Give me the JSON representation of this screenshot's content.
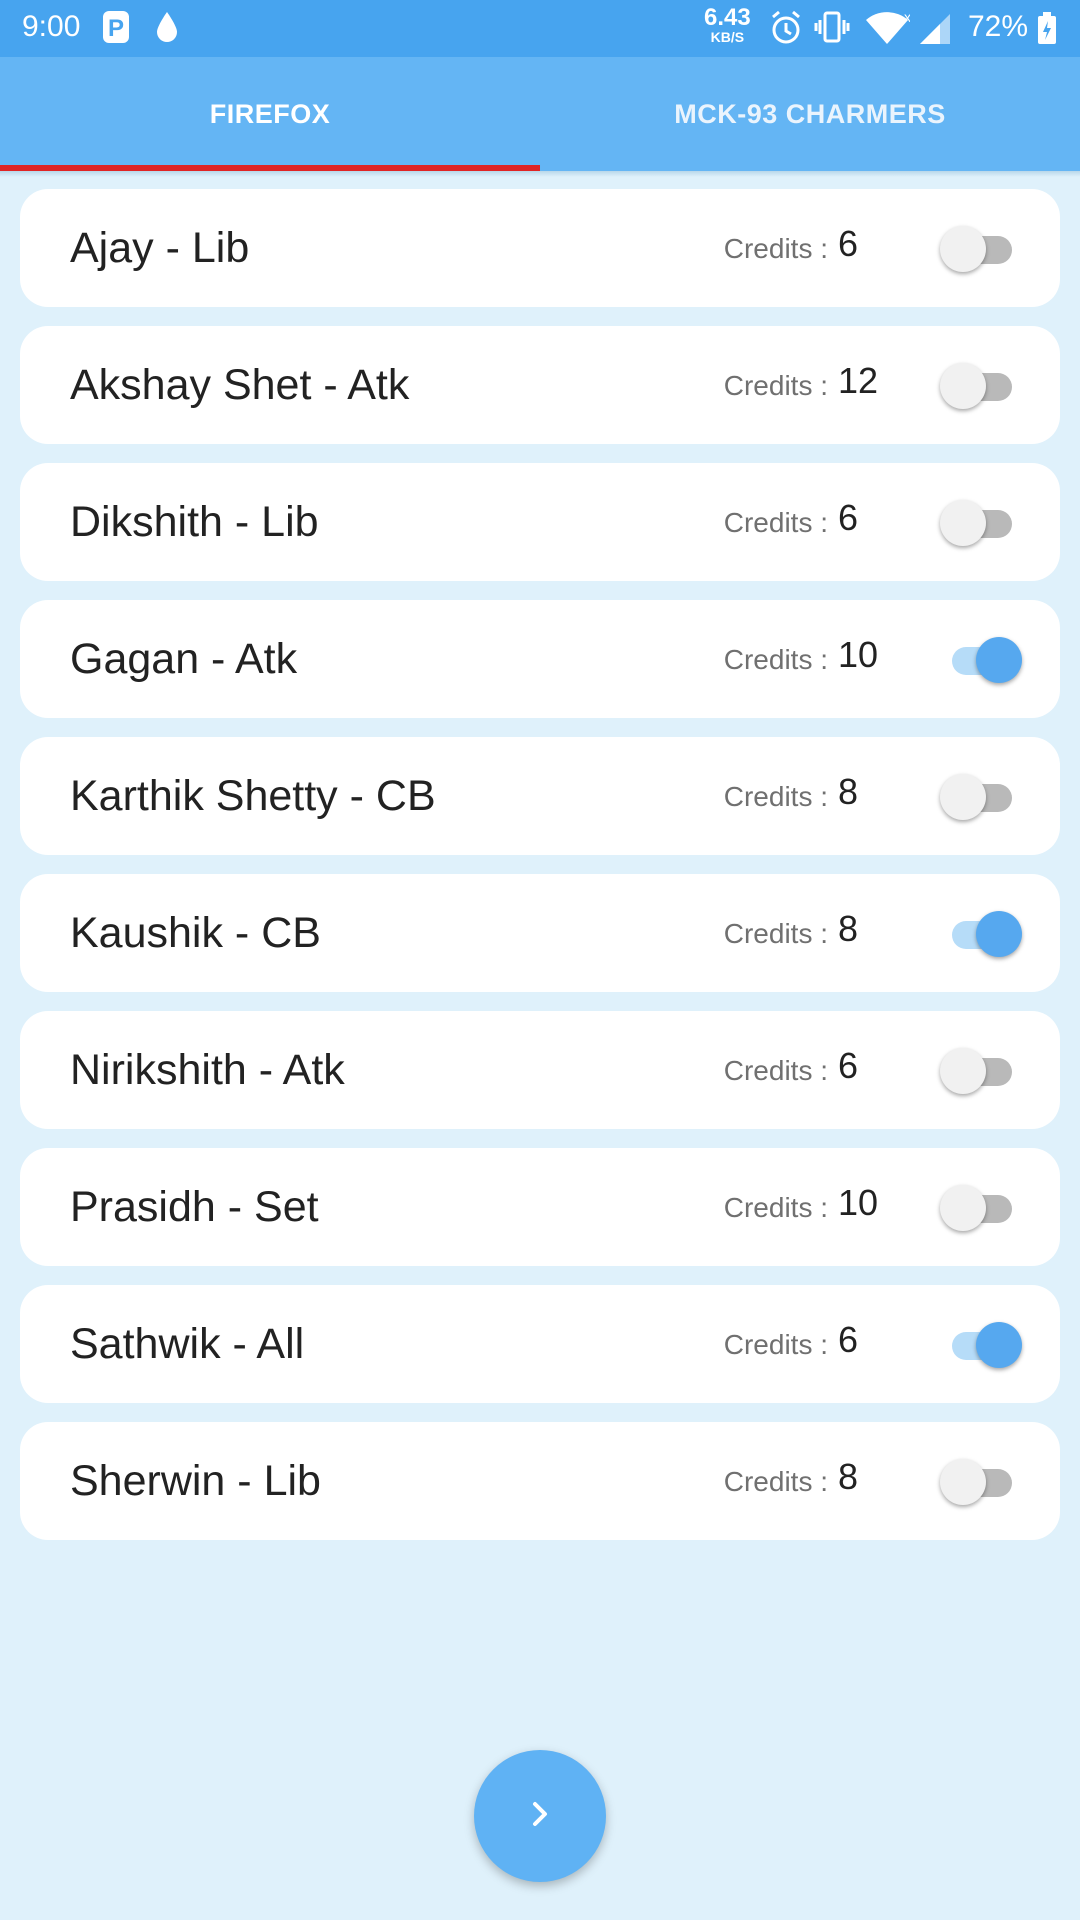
{
  "status_bar": {
    "time": "9:00",
    "net_speed_value": "6.43",
    "net_speed_unit": "KB/S",
    "battery": "72%",
    "icons": [
      "parking-icon",
      "drop-icon",
      "alarm-icon",
      "vibrate-icon",
      "wifi-icon",
      "signal-icon",
      "battery-charging-icon"
    ]
  },
  "tabs": [
    {
      "label": "FIREFOX",
      "selected": true
    },
    {
      "label": "MCK-93 CHARMERS",
      "selected": false
    }
  ],
  "credits_label": "Credits :",
  "players": [
    {
      "name": "Ajay - Lib",
      "credits": "6",
      "selected": false
    },
    {
      "name": "Akshay Shet - Atk",
      "credits": "12",
      "selected": false
    },
    {
      "name": "Dikshith - Lib",
      "credits": "6",
      "selected": false
    },
    {
      "name": "Gagan - Atk",
      "credits": "10",
      "selected": true
    },
    {
      "name": "Karthik Shetty - CB",
      "credits": "8",
      "selected": false
    },
    {
      "name": "Kaushik - CB",
      "credits": "8",
      "selected": true
    },
    {
      "name": "Nirikshith - Atk",
      "credits": "6",
      "selected": false
    },
    {
      "name": "Prasidh - Set",
      "credits": "10",
      "selected": false
    },
    {
      "name": "Sathwik - All",
      "credits": "6",
      "selected": true
    },
    {
      "name": "Sherwin - Lib",
      "credits": "8",
      "selected": false
    }
  ],
  "fab": {
    "icon": "chevron-right-icon"
  },
  "colors": {
    "primary": "#47a4ef",
    "tab_bar": "#64b5f4",
    "indicator": "#e02424",
    "background": "#dff1fb",
    "toggle_on": "#56a8ef"
  }
}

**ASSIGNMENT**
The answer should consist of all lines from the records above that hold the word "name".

**RESPONSE BELOW**
      "name": "Ajay - Lib",
      "name": "Akshay Shet - Atk",
      "name": "Dikshith - Lib",
      "name": "Gagan - Atk",
      "name": "Karthik Shetty - CB",
      "name": "Kaushik - CB",
      "name": "Nirikshith - Atk",
      "name": "Prasidh - Set",
      "name": "Sathwik - All",
      "name": "Sherwin - Lib",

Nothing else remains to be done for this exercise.